Political parties do not take the responsibility they should to promote the democratic process of equating the voice of men and women within Commonwealth legislatures. In most countries, including Kenya, political parties conduct their activities with an objective to enhance the political awareness of women, not as sectoral or national leaders, but as faithful followers. Only one of the four political parties of Kenya has a woman in its national executive committee.5 In India, many women contest seats as independents, which implies that the political parties are by and large reluctant to field women as candidates.

The selection of candidates for election presents problems. Most of the world's women are without family connections or a long history with either a political party or the political system as it exists in their jurisdiction. They lack valuable experience and skills often acquired by their counterparts through involvement in local government or school boards. Women have lower membership rates in trade unions and business organizations, often influential factors in the selection and election process.

Many countries have no official body mandated to collect data on the status of women, to track the achievements of the nation's women, to speak out on women's issues, or to lobby for their rights. Nongovernmental organizations (NGO) with resources and leadership to mobilize women countrywide whose central role is to provide women with political education and training are nonexistent.

Media: Mainstream media leave out women in general, and the women's movement in particular, with a comprehensiveness that has disturbing implications for a democracy.

CPA Selection of Delegates

The individual CPA Branch's methods of selecting delegates may inadvertently preclude the selection of women. As many ways of selecting delegates are in place as there are countries. Variables include: the small base of women from which to choose, the practice of selecting junior backbenchers and budget constraints. More often than not, the government's few women members have been elevated to Cabinet posts. A delegate, who is expected to participate, may opt out rather than be a lead-off speaker in a Commonwealth Parliamentary Conference panel. In some countries, the party in power may choose to send all the delegates from within its ranks.

Former Yukon Territory MLA Joyce Hayden described her feeling of intense alienation as a delegate to the CPA conference in Barbados in 1990: "For the first time in my life, I experienced what it was like to be a minority of a minority of a minority. I was a white person in a predominantly black organization. I was a woman in an almost exclusively male organization and, of the few women there, most were Senators. I was a rare bird - an elected white woman parliamentarian!"6 Globally, the concern about the numerous barriers and impediments to the full participation of women in the political and parliamentary spheres of either their nations, or indeed even international organizations like the Commonwealth Parliamentary Association, has transcended gender boundaries. It is a matter receiving close national and international attention; and is poised to remain at the top of the agenda for the struggle to dismantle all forms of discrimination against any group of humanity. Discrimination in any form can not thrive in a sound democratic system. If parliaments and the entire political spectrum of any national or international organization are to continue to claim to be democratic, the full participation of women in all forms, must not only be ensured, but it must also be seen in practice.7
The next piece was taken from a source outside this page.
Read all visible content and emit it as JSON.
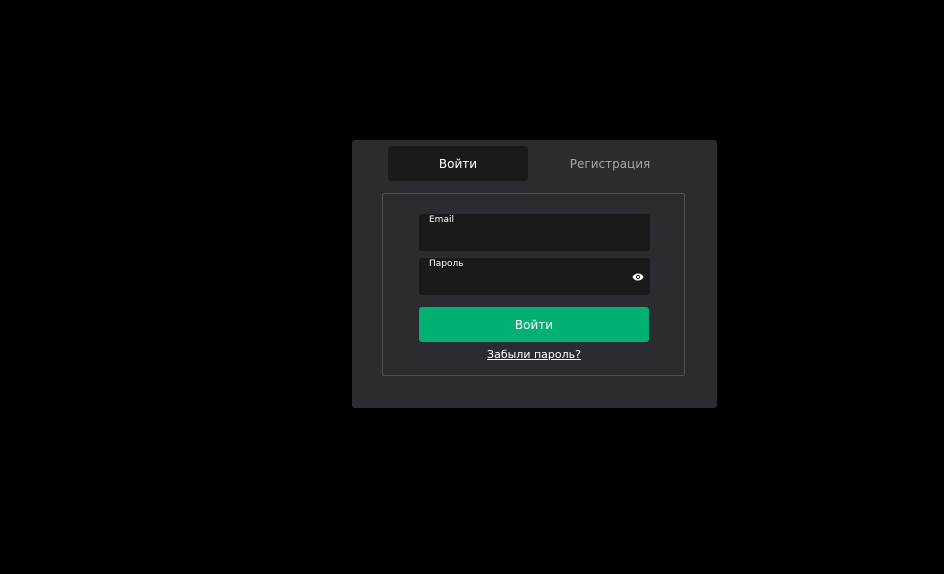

1. Kathy Staudt, "Women in High Level Decision-making; a global analysis", UN paper, 1989.

2. The Parliamentarian, January 1994.

3. `Men's Club' Parliament Out with Apartheid, Gemini News Service, GW113, London, July 25, 1994.

4. Hon. Winnifred Mwendwa, M.P., Kenya.

5. Ibid.

6. Joyce Hayden, "Recognition and Respect: The Transitional Role of Women in Public Life," Canadian Parliamentary Review, Spring 1991.

7. Hon. Winnifred Mwendwa, M.P., Kenya.

Canadian Parliamentary Review Cover
Vol 17 no 3

Last Updated: 2020-09-14